Virginia Democratic gubernatorial candidate Terry McAuliffe rolled out a new ad featuring former President Obama on Wednesday ahead of the pair's campaign appearance this weekend in Richmond.
The Hill was the first outlet to see, titled "Our Values."
"Virginia, you have a lot of responsibility this year. Not only are you choosing your next governor, but you're also making a statement about what direction we're headed in as a country," Obama says in the ad. "I know Terry McAuliffe and I can tell you: As governor, no one worked harder for their state."
Terry McAuliffe, Virginia's Democratic candidate for governor, distances his fortunes from Biden's agenda
In Washington, Democrats believe that if they can pass an infrastructure bill before Oct. 31, it will help Terry McAuliffe win his second term as Virginia’s governor just two days later — and if they do not, he might be doomed. But at a campaign stop in Northern Virginia on Tuesday, McAuliffe said he didn’t think voters in the commonwealth cared that much about the goings-on in Congress. “What I’m hearing around Virginia is not what’s going on in Washington, D.C., at all.
The former president goes on to tout McAuliffe's stances on voting rights, climate change and abortion.
"So make sure you vote and join me in supporting Terry McAuliffe," Obama says.
The ad comes before McAuliffe and Obama hit the trail on Saturday in Richmond in an effort to mobilize Democratic voters in the commonwealth. Obama is seen as one of the most popular national Democrats and is known for telling crowds, "don't boo, vote."
Polls show a tight race between McAuliffe and Republican nominee Glenn Youngkin. A Monmouth University Poll survey released on Wednesday showed the race tied at 46 percent among registered Virginia voters. On top of that, Youngkin leads with independent voters, 48 percent to 39 percent. The poll also showed Republicans leading Democrats on enthusiasm, with 49 percent of Republican voters saying they are more enthusiastic than usual to vote in the election, compared to 26 percent of Democrats.
But Democrats hope Obama's involvement in the race, along with other high-profile Democratic surrogates like Vice President Harris and former Georgia gubernatorial candidate and voting rights activist Stacey Abrams, will help galvanize the state's Democratic base.

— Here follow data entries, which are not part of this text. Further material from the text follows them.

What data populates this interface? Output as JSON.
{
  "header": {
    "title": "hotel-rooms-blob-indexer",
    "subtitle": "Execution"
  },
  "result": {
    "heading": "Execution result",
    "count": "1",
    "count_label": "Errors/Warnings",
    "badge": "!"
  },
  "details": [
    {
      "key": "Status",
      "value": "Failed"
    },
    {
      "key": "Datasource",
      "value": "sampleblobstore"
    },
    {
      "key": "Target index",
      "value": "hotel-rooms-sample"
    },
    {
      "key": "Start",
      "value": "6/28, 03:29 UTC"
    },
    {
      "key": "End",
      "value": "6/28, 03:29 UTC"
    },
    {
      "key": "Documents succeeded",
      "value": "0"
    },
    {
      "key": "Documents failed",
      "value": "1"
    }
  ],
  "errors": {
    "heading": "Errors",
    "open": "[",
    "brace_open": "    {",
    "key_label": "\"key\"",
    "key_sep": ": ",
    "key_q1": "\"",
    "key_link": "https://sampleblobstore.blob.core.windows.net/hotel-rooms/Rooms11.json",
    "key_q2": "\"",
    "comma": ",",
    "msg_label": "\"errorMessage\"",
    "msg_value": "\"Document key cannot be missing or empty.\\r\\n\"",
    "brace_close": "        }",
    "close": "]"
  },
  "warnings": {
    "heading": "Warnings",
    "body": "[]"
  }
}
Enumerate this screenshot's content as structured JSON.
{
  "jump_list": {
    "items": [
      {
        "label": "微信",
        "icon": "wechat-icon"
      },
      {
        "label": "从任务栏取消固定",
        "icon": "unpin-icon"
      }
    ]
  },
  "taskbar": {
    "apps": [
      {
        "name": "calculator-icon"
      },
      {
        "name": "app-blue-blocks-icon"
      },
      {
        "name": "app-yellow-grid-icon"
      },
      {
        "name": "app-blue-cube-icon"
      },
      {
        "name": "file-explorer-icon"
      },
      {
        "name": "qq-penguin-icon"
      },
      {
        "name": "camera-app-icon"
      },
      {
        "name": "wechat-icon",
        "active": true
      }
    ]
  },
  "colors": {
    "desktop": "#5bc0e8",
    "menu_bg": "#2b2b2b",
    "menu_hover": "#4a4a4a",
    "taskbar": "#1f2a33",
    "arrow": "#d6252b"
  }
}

Abrams campaigned with McAuliffe on Sunday in Norfolk and Northern Virginia, while Harris is set to campaign with him on Thursday in Prince William County.
Biden easily won Virginia. Why is McAuliffe struggling? .
ROANOKE, Va. (AP) — As Terry McAuliffe made his case for the Democratic nomination for governor of Virginia this summer, he argued the state wanted “seasoned” leadership. The former governor, like the new President Joe Biden, had broad appeal that would keep up Virginians' enthusiasm for voting against Republicans, his campaign argued. Less that a week before Election Day, even McAuliffe's allies are wondering if he was wrong. The Democrat isLess that a week before Election Day, even McAuliffe's allies are wondering if he was wrong.